As a single, do you feel alone during the holidays? If so, how do you cope with that feeling? Do you believe that single people are automatically alone? Why or why not? Can you share a holiday experience (or any experience) in which you realized that being single didn't have to mean being alone?

Fun Link of the Day

Do you have a question for Clever Elsie about some aspect of the single life? Have an unpublished rant or rave about singlehood? Write in, and you just might see your question in a "Singletude Q&A" or your rant or rave in a "Singletude Sound-off"! Singletude makes every effort to republish submissions in their original form but reserves the right to edit your submission for length and clarity.


Alan said...

I considered this a good New Years Eve for me, even though I was alone.

I'm an RN on the night shift, and I was scheduled to work New Years Eve. However, we had few patients and no admissions scheduled, so someone had to go home early. It turned out to to my turn this time.

So I worked only 4 hours and managed to get home in time to ring in the new year, just me and the cats and a cup of hot chocolate.

The Singlutionary said...

This is a really beautiful post! There is community out there for all of us. I think that traditional coupling (which is still considered the norm) seems to say: there is ONE person for you who will satisfy your every need and you won't need anyone else.

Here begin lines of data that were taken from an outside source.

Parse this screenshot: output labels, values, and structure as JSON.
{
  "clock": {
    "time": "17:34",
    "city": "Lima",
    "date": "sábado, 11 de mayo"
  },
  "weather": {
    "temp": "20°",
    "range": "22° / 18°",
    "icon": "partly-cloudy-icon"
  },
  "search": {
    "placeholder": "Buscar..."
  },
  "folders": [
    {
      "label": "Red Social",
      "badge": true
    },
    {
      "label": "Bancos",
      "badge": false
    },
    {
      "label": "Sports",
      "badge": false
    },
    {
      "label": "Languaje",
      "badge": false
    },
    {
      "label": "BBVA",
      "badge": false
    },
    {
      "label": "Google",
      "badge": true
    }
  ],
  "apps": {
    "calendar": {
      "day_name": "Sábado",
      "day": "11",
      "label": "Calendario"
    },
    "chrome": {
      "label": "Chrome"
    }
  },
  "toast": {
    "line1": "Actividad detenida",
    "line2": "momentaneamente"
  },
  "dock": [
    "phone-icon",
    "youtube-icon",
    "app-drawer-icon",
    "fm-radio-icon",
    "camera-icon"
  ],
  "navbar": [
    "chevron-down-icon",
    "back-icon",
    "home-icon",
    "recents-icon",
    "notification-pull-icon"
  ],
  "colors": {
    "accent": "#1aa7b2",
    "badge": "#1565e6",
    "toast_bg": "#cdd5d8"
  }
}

This is false, of course. Coupled people still need community. But I think, as a whole, community goes largely uncelebrated in our culture.

You had a communal celebration of the new year, spreading joy and through out your neighborhood!

I have many strong communities and many different ones. It is wonderful to be able to celebrate all together.

Simone Grant said...

I agree, it's a beautiful post. My holidays were hard this year. I'l admit that. But it wasn't the fact that I was single. Just a lot of other stress in my life.

I've had some great holidays as a single woman. And some great holidays with a partner. And some horrible holidays with a partner. I guess my point is that my dating/marital status isn't the deciding factor in my happiness and it really never has been.

Clever Elsie said...

Alan: That sounds so peaceful and cozy! There's so much cultural emphasis on being with other people on special occasions, but I think it's good to recognize that we don't necessarily have to be around other people to enjoy a holiday. Sometimes our own company (and maybe that of a furry friend or two) is just perfect! Thanks for sharing the perspective of someone who rang in the new year by himself and liked it that way!

Singlutionary: Yes! Community is definitely underrated. I think the lack of it is one of the things that makes us feel so adrift in a sea of strangers, probably more so even than lacking an intimate partner, as you said. I'm happy to hear that you also are surrounded by community and, in fact, by a variety of communities. :)

Simone: I'm sorry to hear that your holidays were stressful. :( I'll have to hop over to your blog and read all about it; I feel like such a bad blogger these days, not keeping up with everyone like I used to, mostly because of how "Singles in the News" has started to take over my life. :)

That's really awesome that your happiness during the holidays isn't tied to whether or not you have a partner! It's sad when people become too preoccupied with their relationship status to stop and enjoy all the good things that are for everyone at this time of year. I think yours is a very healthy attitude!